(RECORDS SUPPLIED begins)

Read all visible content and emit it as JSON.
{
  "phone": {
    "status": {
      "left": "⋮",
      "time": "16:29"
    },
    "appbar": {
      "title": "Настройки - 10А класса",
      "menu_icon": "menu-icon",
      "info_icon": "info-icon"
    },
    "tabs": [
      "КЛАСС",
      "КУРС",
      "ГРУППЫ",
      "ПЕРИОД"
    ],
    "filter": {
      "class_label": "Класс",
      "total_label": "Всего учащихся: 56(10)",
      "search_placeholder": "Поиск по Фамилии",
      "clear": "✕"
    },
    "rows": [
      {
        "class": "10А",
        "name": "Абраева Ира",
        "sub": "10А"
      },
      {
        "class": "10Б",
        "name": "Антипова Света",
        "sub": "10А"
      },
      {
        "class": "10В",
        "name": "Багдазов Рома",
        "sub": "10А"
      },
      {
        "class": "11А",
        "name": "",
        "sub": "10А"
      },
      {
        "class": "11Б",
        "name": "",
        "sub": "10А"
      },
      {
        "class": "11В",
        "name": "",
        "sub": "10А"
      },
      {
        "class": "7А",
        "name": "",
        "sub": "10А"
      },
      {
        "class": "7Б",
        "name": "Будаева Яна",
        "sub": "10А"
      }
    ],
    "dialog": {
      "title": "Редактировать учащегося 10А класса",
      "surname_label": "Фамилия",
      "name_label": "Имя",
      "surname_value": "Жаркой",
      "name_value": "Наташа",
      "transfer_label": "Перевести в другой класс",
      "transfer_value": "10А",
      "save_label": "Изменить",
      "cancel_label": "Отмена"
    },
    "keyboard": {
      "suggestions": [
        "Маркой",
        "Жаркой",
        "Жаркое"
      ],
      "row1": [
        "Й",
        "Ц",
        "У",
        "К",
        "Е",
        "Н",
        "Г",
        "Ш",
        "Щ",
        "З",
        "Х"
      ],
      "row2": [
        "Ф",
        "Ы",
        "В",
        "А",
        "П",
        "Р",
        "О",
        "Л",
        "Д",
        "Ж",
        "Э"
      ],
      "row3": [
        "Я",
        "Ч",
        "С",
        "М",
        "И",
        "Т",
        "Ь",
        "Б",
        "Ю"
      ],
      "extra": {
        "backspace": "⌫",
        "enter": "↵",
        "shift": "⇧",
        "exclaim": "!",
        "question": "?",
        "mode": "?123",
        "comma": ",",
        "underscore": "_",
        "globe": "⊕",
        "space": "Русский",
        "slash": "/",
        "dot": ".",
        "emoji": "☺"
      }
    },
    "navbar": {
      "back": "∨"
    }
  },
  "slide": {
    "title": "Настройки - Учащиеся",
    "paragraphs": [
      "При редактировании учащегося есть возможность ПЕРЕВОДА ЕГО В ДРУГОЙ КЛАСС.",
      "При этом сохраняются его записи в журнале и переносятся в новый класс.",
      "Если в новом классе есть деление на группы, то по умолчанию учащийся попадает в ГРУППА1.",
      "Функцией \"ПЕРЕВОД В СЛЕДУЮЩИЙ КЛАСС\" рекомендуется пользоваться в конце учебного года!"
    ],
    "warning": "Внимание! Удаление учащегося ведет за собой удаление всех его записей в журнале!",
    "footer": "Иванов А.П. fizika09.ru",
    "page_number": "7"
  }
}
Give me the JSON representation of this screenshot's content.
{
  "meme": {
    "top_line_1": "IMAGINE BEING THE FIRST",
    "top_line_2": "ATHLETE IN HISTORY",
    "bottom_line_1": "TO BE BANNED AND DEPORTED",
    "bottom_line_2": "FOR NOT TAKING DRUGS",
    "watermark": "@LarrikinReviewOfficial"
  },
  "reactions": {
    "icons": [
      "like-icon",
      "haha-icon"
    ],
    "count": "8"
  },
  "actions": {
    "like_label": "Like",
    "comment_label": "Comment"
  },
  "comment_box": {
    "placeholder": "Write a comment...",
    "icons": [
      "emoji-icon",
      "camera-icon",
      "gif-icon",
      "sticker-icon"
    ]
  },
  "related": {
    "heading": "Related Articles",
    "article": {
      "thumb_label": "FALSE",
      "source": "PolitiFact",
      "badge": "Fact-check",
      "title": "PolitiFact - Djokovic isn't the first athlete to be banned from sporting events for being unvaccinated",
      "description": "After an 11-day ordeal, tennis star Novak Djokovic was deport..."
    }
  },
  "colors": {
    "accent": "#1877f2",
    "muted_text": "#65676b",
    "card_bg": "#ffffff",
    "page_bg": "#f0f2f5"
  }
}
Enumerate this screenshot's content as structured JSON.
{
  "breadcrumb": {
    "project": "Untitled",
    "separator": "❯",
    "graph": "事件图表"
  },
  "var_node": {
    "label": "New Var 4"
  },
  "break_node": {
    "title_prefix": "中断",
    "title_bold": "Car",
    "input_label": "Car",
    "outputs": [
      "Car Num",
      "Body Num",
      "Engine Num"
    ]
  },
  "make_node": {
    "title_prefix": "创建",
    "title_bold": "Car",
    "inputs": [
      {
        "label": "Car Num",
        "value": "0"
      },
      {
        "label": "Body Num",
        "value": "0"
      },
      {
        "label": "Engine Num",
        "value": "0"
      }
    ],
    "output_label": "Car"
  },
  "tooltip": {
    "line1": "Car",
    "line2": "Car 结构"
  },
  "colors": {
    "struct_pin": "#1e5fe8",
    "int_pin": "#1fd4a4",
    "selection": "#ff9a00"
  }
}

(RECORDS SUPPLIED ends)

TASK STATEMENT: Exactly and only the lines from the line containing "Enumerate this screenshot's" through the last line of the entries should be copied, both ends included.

EXERCISE RESPONSE:
Enumerate this screenshot's content as structured JSON.
{
  "breadcrumb": {
    "project": "Untitled",
    "separator": "❯",
    "graph": "事件图表"
  },
  "var_node": {
    "label": "New Var 4"
  },
  "break_node": {
    "title_prefix": "中断",
    "title_bold": "Car",
    "input_label": "Car",
    "outputs": [
      "Car Num",
      "Body Num",
      "Engine Num"
    ]
  },
  "make_node": {
    "title_prefix": "创建",
    "title_bold": "Car",
    "inputs": [
      {
        "label": "Car Num",
        "value": "0"
      },
      {
        "label": "Body Num",
        "value": "0"
      },
      {
        "label": "Engine Num",
        "value": "0"
      }
    ],
    "output_label": "Car"
  },
  "tooltip": {
    "line1": "Car",
    "line2": "Car 结构"
  },
  "colors": {
    "struct_pin": "#1e5fe8",
    "int_pin": "#1fd4a4",
    "selection": "#ff9a00"
  }
}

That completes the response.